The battle for stricter safety measures in New York has been going on for years and unfortunately, those fighting for increased safety are constantly given new examples of workplace hazards and safety issues in the form of workplace accidents. Two of the most recent accidents in Manhattan sadly claimed the lives of their victims.
On Thursday, September 21st, 2017, Manhattan was struck by not just one tragedy but two.
The first accident took place at a worksite in the Financial District where construction workers were actively working on a high-rise. At around 9:15 a.m., Juan Chonillo, a 43-year-old Queens resident was working on a platform on the 29th floor when he slipped and fell over the edge. He fell all the way down to the first floor where he landed on scaffolding.
Although coworkers rushed to his aid, he sustained serious bodily harm and by the time rescue workers had responded he was declared dead at the scene.
According to witnesses, the platform he had been standing on was shaking quite violently and although he did have a safety harness on, he wasn’t properly clipped in.
He leaves behind a large family including five children who are devastated by their loss.
If you or someone you love has suffered in a similar incident, contact our heavy machinery accident lawyers today.
Although the full investigation will take time, the Department of Buildings (DOB), has already issued a partial stop-work order for this construction site because they found that there was no permit approved for the use of a crane on site.
A further review of the history of this job site shows that since the beginning of the year, nine violations have been issued including $24,000 in fines. Only five of those violations have been resolved.
Just hours later at 2 p.m., at a building under construction in Hudson Yards, two 45-year-old workers who were in the process of operating a forklift cage, fell from the bucket they were riding in. They fell about 35-feet to the ground below. One survived the fall with head and body injuries and was taken to the hospital where he is being treated and is listed in stable condition. The other man, unfortunately, succumbed to his injuries and was pronounced dead.
Although it hasn’t been announced why they fell from the bucket, both men were also wearing safety harnesses that were not clipped in.
Intro 1447 is a set of 21 bills that have been proposed and includes one bill which would require any worker who is going to work on a “major building” which is any building that is ten stories high or more, to undergo an apprenticeship program.
There is a strict divide among those who support and oppose this bill. Those that do support it believe that an apprenticeship will teach workers the skills they need to work at great heights and in hazardous conditions, setting them up for success. Those that oppose it say that the OSHA required safety training that is offered is already enough and that a forced apprenticeship would not only steer work away from nonunion employees but would also exclude African American and Hispanic employees from construction jobs.

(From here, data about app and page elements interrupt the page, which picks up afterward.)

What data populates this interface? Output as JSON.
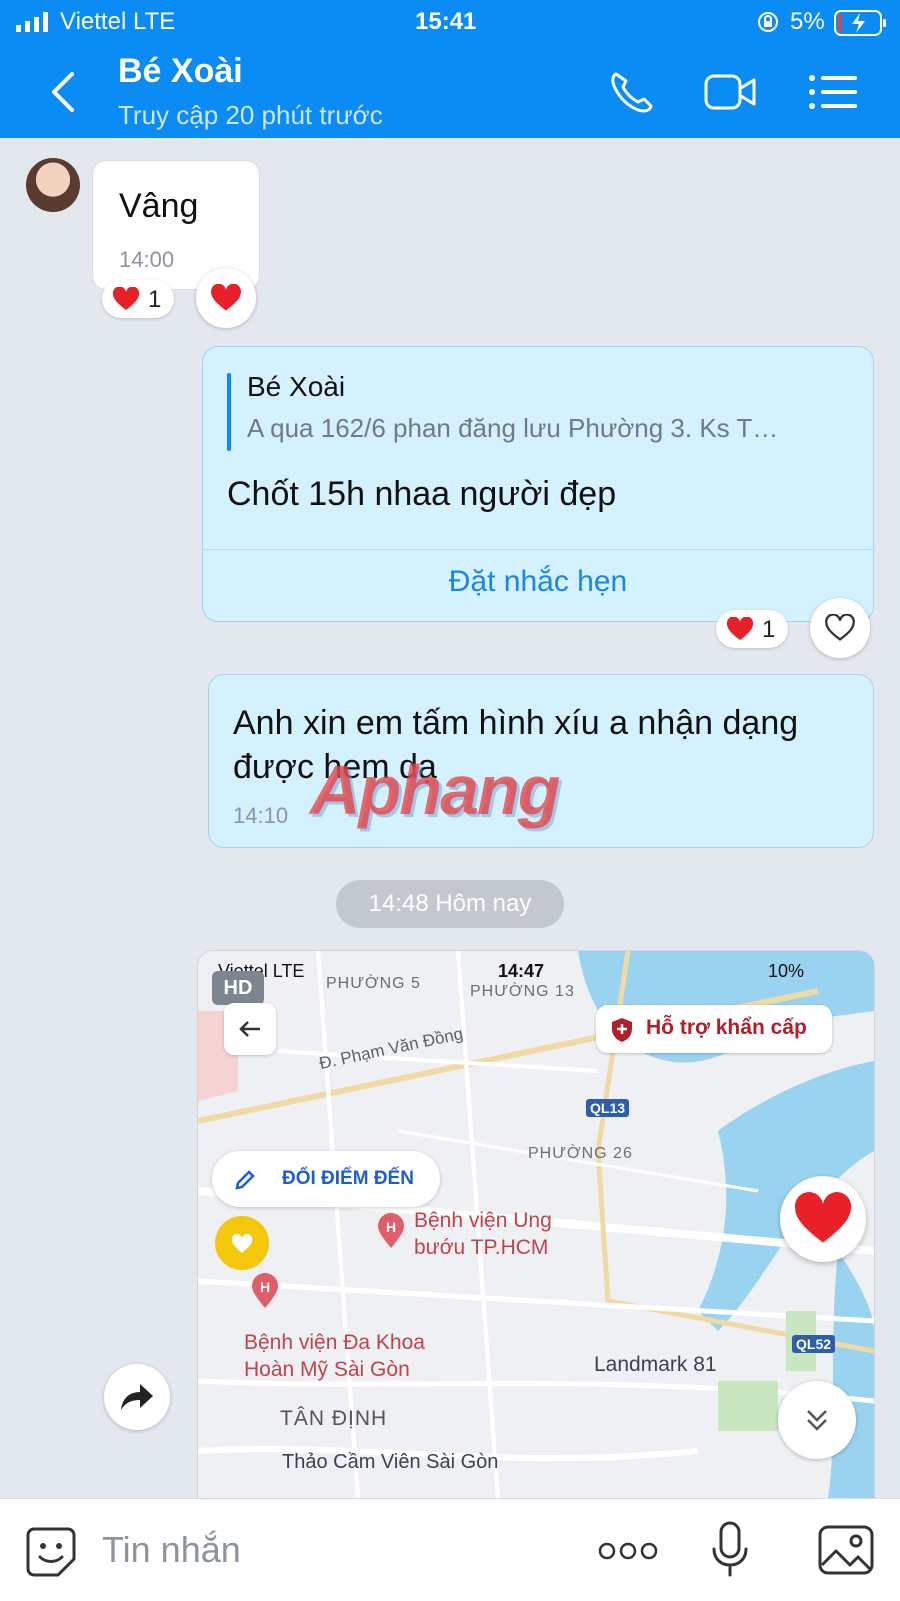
{
  "status_bar": {
    "carrier": "Viettel  LTE",
    "time": "15:41",
    "battery": "5%"
  },
  "header": {
    "title": "Bé Xoài",
    "subtitle": "Truy cập 20 phút trước",
    "icons": [
      "back-icon",
      "phone-icon",
      "video-icon",
      "menu-icon"
    ]
  },
  "messages": {
    "incoming_1": {
      "text": "Vâng",
      "time": "14:00",
      "reaction_count": "1"
    },
    "outgoing_1": {
      "quote_name": "Bé Xoài",
      "quote_text": "A qua 162/6 phan đăng lưu Phường 3. Ks T…",
      "text": "Chốt 15h nhaa người đẹp",
      "action": "Đặt nhắc hẹn",
      "reaction_count": "1"
    },
    "outgoing_2": {
      "text": "Anh xin em tấm hình xíu a nhận dạng được hem dạ",
      "time": "14:10"
    },
    "watermark": "Aphang",
    "date_divider": "14:48 Hôm nay"
  },
  "map_image": {
    "status_carrier": "Viettel  LTE",
    "status_time": "14:47",
    "status_battery": "10%",
    "hd_badge": "HD",
    "sos_label": "Hỗ trợ khẩn cấp",
    "change_dest_label": "ĐỔI ĐIỂM ĐẾN",
    "labels": {
      "phuong5": "PHƯỜNG 5",
      "phuong13": "PHƯỜNG 13",
      "phuong26": "PHƯỜNG 26",
      "tan_dinh": "TÂN ĐỊNH",
      "road_pvd": "Đ. Phạm Văn Đồng",
      "ql13": "QL13",
      "ql52": "QL52",
      "hosp1": "Bệnh viện Ung\nbướu TP.HCM",
      "hosp2": "Bệnh viện Đa Khoa\nHoàn Mỹ Sài Gòn",
      "landmark": "Landmark 81",
      "zoo": "Thảo Cầm Viên Sài Gòn"
    }
  },
  "input": {
    "placeholder": "Tin nhắn"
  },
  "colors": {
    "header": "#0b8cf5",
    "bubble_out": "#d4f1ff",
    "chat_bg": "#e3e8ef",
    "heart": "#e8202a"
  }
}
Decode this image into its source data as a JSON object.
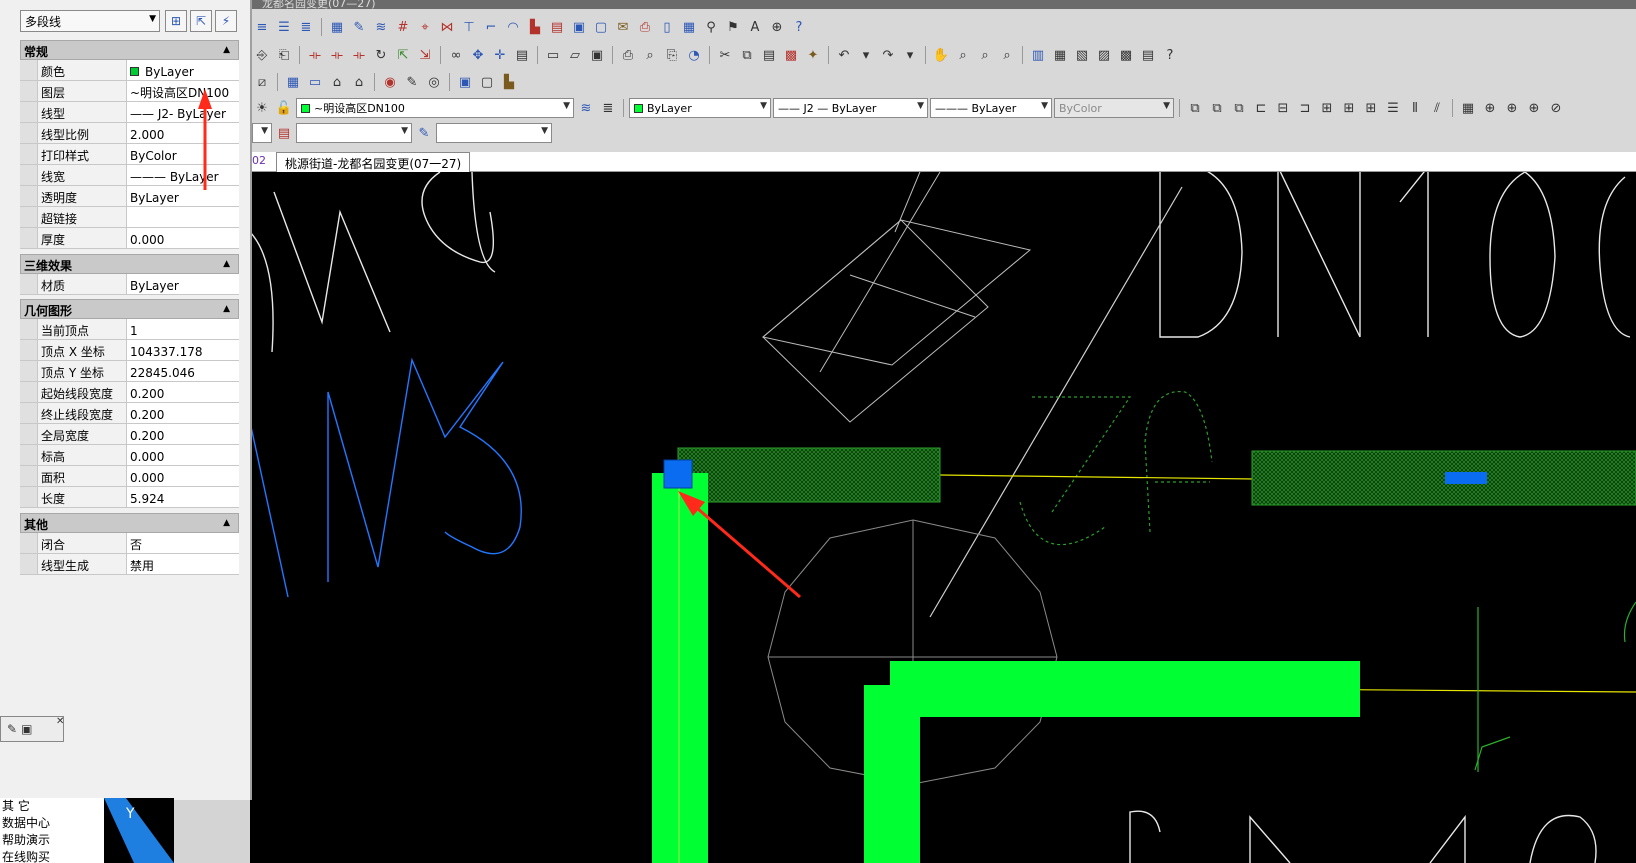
{
  "window": {
    "title_fragment": "龙都名园变更(07—27)"
  },
  "properties_panel": {
    "object_type": "多段线",
    "sections": [
      {
        "title": "常规",
        "rows": [
          {
            "name": "颜色",
            "value": "ByLayer"
          },
          {
            "name": "图层",
            "value": "~明设高区DN100"
          },
          {
            "name": "线型",
            "value": "—— J2- ByLayer"
          },
          {
            "name": "线型比例",
            "value": "2.000"
          },
          {
            "name": "打印样式",
            "value": "ByColor"
          },
          {
            "name": "线宽",
            "value": "——— ByLayer"
          },
          {
            "name": "透明度",
            "value": "ByLayer"
          },
          {
            "name": "超链接",
            "value": ""
          },
          {
            "name": "厚度",
            "value": "0.000"
          }
        ]
      },
      {
        "title": "三维效果",
        "rows": [
          {
            "name": "材质",
            "value": "ByLayer"
          }
        ]
      },
      {
        "title": "几何图形",
        "rows": [
          {
            "name": "当前顶点",
            "value": "1"
          },
          {
            "name": "顶点 X 坐标",
            "value": "104337.178"
          },
          {
            "name": "顶点 Y 坐标",
            "value": "22845.046"
          },
          {
            "name": "起始线段宽度",
            "value": "0.200"
          },
          {
            "name": "终止线段宽度",
            "value": "0.200"
          },
          {
            "name": "全局宽度",
            "value": "0.200"
          },
          {
            "name": "标高",
            "value": "0.000"
          },
          {
            "name": "面积",
            "value": "0.000"
          },
          {
            "name": "长度",
            "value": "5.924"
          }
        ]
      },
      {
        "title": "其他",
        "rows": [
          {
            "name": "闭合",
            "value": "否"
          },
          {
            "name": "线型生成",
            "value": "禁用"
          }
        ]
      }
    ]
  },
  "layer_bar": {
    "layer": "~明设高区DN100",
    "color": "ByLayer",
    "linetype": "—— J2 —  ByLayer",
    "lineweight": "———  ByLayer",
    "plotstyle": "ByColor"
  },
  "tabs": {
    "prev": "02",
    "active": "桃源街道-龙都名园变更(07一27)"
  },
  "left_menu": [
    "其    它",
    "数据中心",
    "帮助演示",
    "在线购买"
  ],
  "canvas_texts": {
    "ucs": "Y"
  },
  "colors": {
    "polyline": "#00ff33",
    "hatch": "#1a6b1a",
    "selection": "#0a6cf0",
    "arrow": "#ff2a1a",
    "pipe": "#ffff00"
  }
}
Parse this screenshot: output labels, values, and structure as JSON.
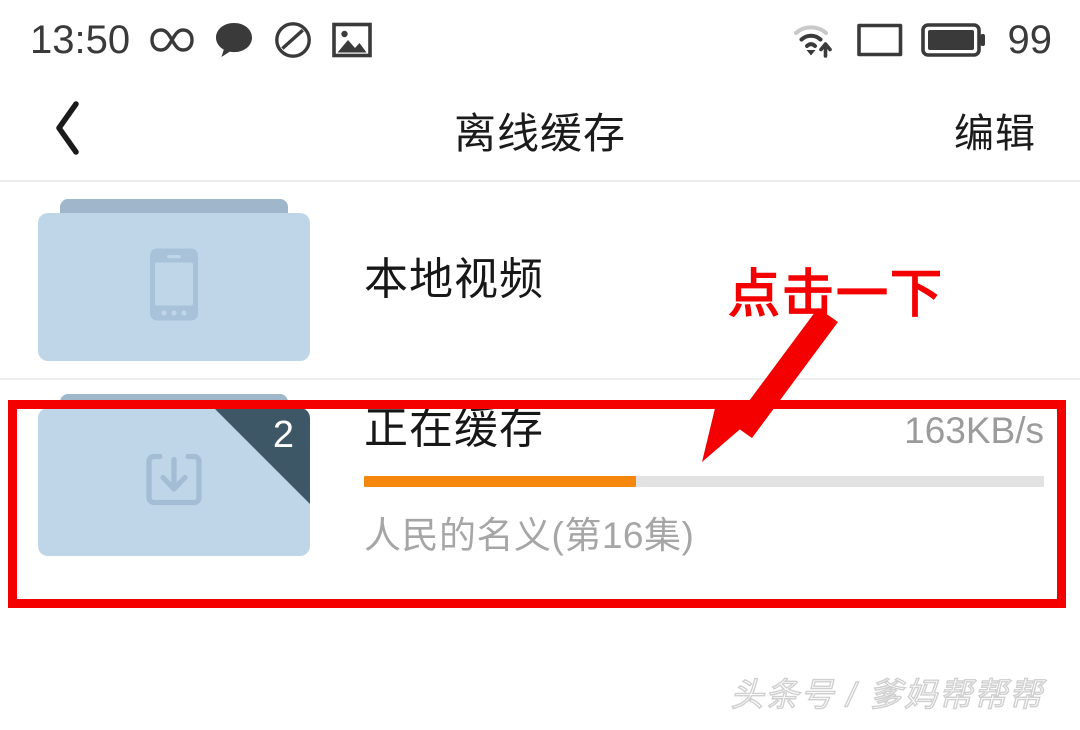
{
  "status_bar": {
    "time": "13:50",
    "battery_level": "99",
    "left_icons": [
      "infinity-icon",
      "chat-bubble-icon",
      "no-entry-icon",
      "image-icon"
    ],
    "right_icons": [
      "wifi-icon",
      "sim-card-icon",
      "battery-icon"
    ]
  },
  "nav_bar": {
    "back_icon": "chevron-left-icon",
    "title": "离线缓存",
    "action_label": "编辑"
  },
  "list": {
    "items": [
      {
        "id": "local-video",
        "title": "本地视频",
        "thumb_icon": "phone-icon",
        "badge": null,
        "speed": null,
        "subtitle": null,
        "progress_percent": null
      },
      {
        "id": "caching",
        "title": "正在缓存",
        "thumb_icon": "download-icon",
        "badge": "2",
        "speed": "163KB/s",
        "subtitle": "人民的名义(第16集)",
        "progress_percent": 40
      }
    ]
  },
  "annotation": {
    "text": "点击一下",
    "arrow_icon": "arrow-down-left-icon",
    "color": "#f40000",
    "target_item_id": "caching"
  },
  "watermark": {
    "text": "头条号 / 爹妈帮帮帮"
  },
  "colors": {
    "accent_orange": "#f5870d",
    "annotation_red": "#f40000",
    "folder_body": "#bfd5e8",
    "folder_tab": "#9fb6cb",
    "badge": "#3e5767",
    "text_primary": "#171717",
    "text_secondary": "#a6a6a6"
  }
}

Whatever the answer is, it’s clear that something needs to be done as these two men became the 16th and 17th workers to die on the job in New York this year.
According to the Occupational Safety & Health Administration, falls on the job are part of the “Fatal Four” and were the cause of death in 364 out of 937 deaths in 2015. In addition to this, the number one cited safety violation is the failure to provide fall protection in the construction industry.
Even if the fall is from a standing position, the injuries sustained can be serious and frequently include head and spinal damage.
Anyone is has been diagnosed with head trauma or spinal damage, or who has assisted a loved one who was diagnosed with these injuries knows how expensive it can be to obtain treatments and even with the best medical care, the patient may never be able to fully function again, limiting their ability to work and enjoy everyday activities.
Even though workers’ compensation may be available, it typically isn’t enough to protect the injured worker from financial ruin, which is why many workers or their surviving loved ones choose to pursue legal action.
Depending on the circumstances, the surviving families of the two men who died this past September may be able to file a wrongful death lawsuit if it is determined that another party's negligence contributed to their loved one’s accident.
The award obtained through a lawsuit may provide the plaintiffs with compensation that will help them to stay financially safe even though they have lost a household income. In addition to this, it may provide monetary relief for their emotional loss, their loss of inheritance, and funeral and burial expenses.
Read our next article here: https://banvillelaw.com/metal-door-falls-on-workers/